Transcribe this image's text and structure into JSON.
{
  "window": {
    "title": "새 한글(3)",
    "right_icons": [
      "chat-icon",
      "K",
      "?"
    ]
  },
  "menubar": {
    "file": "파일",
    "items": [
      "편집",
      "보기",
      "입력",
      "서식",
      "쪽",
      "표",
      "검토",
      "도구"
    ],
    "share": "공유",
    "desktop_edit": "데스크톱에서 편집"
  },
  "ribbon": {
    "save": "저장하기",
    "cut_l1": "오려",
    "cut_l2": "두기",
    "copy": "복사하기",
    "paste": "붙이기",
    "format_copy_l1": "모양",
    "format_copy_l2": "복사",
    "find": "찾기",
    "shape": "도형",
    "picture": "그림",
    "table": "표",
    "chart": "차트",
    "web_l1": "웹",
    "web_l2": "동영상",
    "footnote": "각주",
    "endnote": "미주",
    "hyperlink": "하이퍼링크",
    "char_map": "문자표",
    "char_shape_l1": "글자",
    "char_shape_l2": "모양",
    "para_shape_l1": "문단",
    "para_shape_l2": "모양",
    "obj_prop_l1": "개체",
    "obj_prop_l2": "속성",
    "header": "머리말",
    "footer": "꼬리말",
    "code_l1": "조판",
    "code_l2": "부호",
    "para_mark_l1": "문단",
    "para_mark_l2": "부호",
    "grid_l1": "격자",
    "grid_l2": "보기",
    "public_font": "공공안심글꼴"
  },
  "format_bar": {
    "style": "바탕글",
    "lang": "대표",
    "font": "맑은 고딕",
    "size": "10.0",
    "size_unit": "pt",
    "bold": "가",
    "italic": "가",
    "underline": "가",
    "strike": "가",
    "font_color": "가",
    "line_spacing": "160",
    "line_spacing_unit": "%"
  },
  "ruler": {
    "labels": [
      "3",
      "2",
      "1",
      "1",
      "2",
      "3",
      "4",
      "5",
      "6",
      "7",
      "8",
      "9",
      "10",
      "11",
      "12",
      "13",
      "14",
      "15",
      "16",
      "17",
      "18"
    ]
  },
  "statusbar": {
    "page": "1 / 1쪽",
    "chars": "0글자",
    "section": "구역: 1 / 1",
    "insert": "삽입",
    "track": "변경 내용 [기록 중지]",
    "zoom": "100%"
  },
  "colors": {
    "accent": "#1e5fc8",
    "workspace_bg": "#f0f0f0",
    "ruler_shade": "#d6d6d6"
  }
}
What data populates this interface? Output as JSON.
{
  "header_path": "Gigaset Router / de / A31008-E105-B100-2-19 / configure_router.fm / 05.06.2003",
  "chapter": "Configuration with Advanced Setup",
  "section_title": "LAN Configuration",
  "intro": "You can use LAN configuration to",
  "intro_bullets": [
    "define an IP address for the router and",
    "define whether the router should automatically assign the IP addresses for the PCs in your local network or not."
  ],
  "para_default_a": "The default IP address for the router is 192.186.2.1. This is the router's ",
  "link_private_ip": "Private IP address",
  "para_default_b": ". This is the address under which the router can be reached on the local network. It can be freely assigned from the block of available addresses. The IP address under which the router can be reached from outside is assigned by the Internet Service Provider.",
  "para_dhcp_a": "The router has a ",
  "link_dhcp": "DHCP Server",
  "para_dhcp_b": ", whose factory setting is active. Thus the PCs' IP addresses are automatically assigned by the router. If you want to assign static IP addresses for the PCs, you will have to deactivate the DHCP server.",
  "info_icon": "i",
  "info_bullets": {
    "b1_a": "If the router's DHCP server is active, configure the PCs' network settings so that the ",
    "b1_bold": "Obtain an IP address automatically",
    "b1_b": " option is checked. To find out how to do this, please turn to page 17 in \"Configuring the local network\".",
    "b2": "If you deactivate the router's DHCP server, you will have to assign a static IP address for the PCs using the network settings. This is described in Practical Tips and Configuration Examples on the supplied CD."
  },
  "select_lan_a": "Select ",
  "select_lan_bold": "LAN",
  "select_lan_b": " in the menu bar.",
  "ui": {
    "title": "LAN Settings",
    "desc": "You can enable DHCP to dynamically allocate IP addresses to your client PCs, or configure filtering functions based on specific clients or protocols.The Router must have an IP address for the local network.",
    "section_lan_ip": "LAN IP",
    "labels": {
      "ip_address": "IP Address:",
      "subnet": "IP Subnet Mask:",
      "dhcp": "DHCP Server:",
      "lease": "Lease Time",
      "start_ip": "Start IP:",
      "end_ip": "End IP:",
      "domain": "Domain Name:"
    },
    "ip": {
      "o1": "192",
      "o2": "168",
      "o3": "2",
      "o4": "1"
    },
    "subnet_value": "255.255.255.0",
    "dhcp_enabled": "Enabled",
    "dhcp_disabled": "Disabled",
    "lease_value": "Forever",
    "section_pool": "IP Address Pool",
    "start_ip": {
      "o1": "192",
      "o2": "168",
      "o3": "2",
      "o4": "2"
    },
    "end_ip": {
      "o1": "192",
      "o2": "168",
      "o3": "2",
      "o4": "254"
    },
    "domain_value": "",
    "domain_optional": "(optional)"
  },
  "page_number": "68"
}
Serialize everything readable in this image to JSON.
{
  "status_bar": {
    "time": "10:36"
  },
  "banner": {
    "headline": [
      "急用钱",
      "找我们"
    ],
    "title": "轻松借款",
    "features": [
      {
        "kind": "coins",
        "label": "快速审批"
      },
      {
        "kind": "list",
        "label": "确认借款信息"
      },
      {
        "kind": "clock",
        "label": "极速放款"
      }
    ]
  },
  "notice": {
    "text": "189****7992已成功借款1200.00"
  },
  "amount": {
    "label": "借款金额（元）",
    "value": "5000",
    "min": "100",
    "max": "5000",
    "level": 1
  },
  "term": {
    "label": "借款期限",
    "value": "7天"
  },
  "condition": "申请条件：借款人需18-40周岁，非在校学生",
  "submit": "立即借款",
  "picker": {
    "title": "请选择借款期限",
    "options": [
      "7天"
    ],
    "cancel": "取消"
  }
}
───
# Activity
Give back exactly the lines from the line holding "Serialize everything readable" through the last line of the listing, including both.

# Exercise solution
Serialize everything readable in this image to JSON.
{
  "status_bar": {
    "time": "10:36"
  },
  "banner": {
    "headline": [
      "急用钱",
      "找我们"
    ],
    "title": "轻松借款",
    "features": [
      {
        "kind": "coins",
        "label": "快速审批"
      },
      {
        "kind": "list",
        "label": "确认借款信息"
      },
      {
        "kind": "clock",
        "label": "极速放款"
      }
    ]
  },
  "notice": {
    "text": "189****7992已成功借款1200.00"
  },
  "amount": {
    "label": "借款金额（元）",
    "value": "5000",
    "min": "100",
    "max": "5000",
    "level": 1
  },
  "term": {
    "label": "借款期限",
    "value": "7天"
  },
  "condition": "申请条件：借款人需18-40周岁，非在校学生",
  "submit": "立即借款",
  "picker": {
    "title": "请选择借款期限",
    "options": [
      "7天"
    ],
    "cancel": "取消"
  }
}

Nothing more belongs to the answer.